*Task details*.
Find and copy the lines in the records beneath this task that contain the word "JSON".

*Provided data*.
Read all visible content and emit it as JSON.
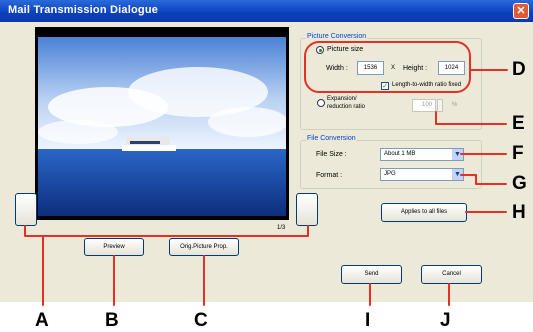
{
  "window": {
    "title": "Mail Transmission Dialogue",
    "close_glyph": "✕"
  },
  "preview_controls": {
    "page_counter": "1/3",
    "preview_label": "Preview",
    "orig_label": "Orig.Picture Prop."
  },
  "picture_conversion": {
    "title": "Picture Conversion",
    "size_label": "Picture size",
    "width_label": "Width :",
    "width_value": "1536",
    "x_label": "X",
    "height_label": "Height :",
    "height_value": "1024",
    "ratio_fixed_label": "Length-to-width ratio fixed",
    "expansion_label": "Expansion/\nreduction ratio",
    "ratio_value": "100",
    "percent_label": "%"
  },
  "file_conversion": {
    "title": "File Conversion",
    "size_label": "File Size :",
    "size_value": "About 1 MB",
    "format_label": "Format :",
    "format_value": "JPG"
  },
  "buttons": {
    "apply_all": "Applies to all files",
    "send": "Send",
    "cancel": "Cancel"
  },
  "callouts": {
    "a": "A",
    "b": "B",
    "c": "C",
    "d": "D",
    "e": "E",
    "f": "F",
    "g": "G",
    "h": "H",
    "i": "I",
    "j": "J"
  },
  "colors": {
    "callout_line": "#e53025",
    "title_bar": "#0a3fbf",
    "dialog_bg": "#ece9d8"
  }
}
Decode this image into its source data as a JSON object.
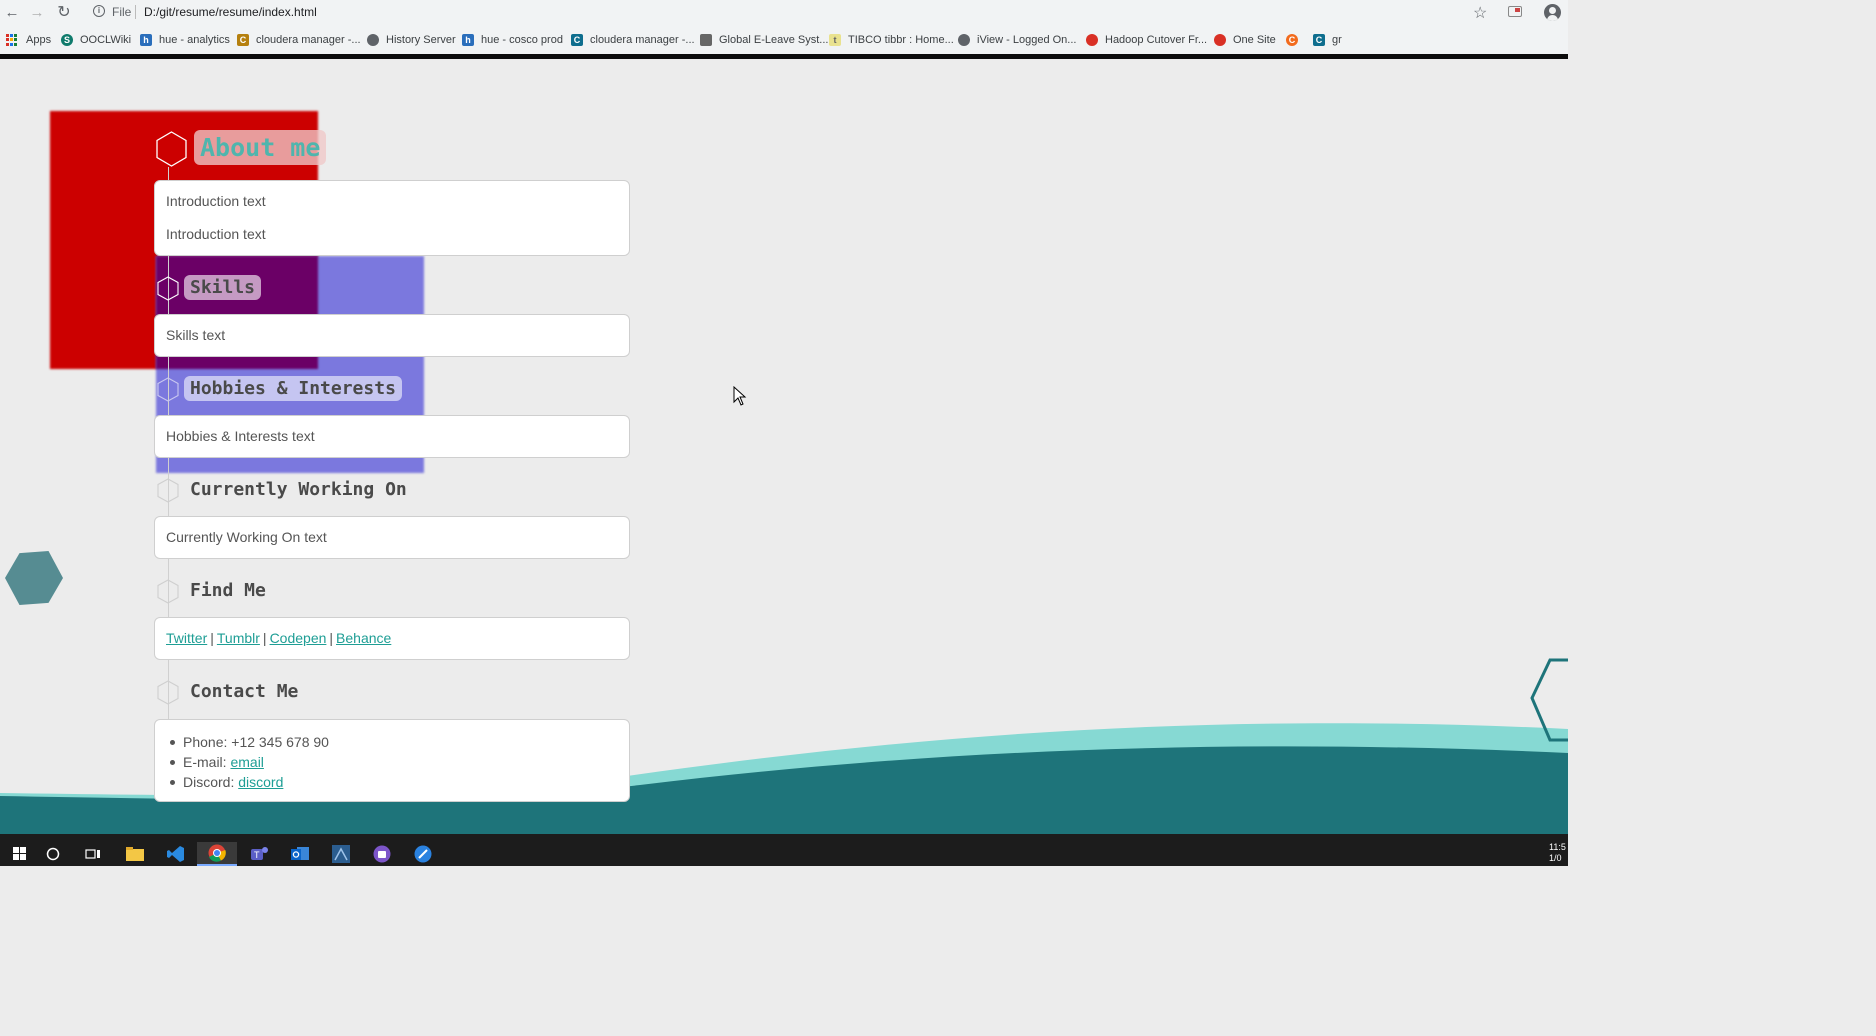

*Solution*.
Read all visible content and emit it as JSON.
Decode this image into its source data as a JSON object.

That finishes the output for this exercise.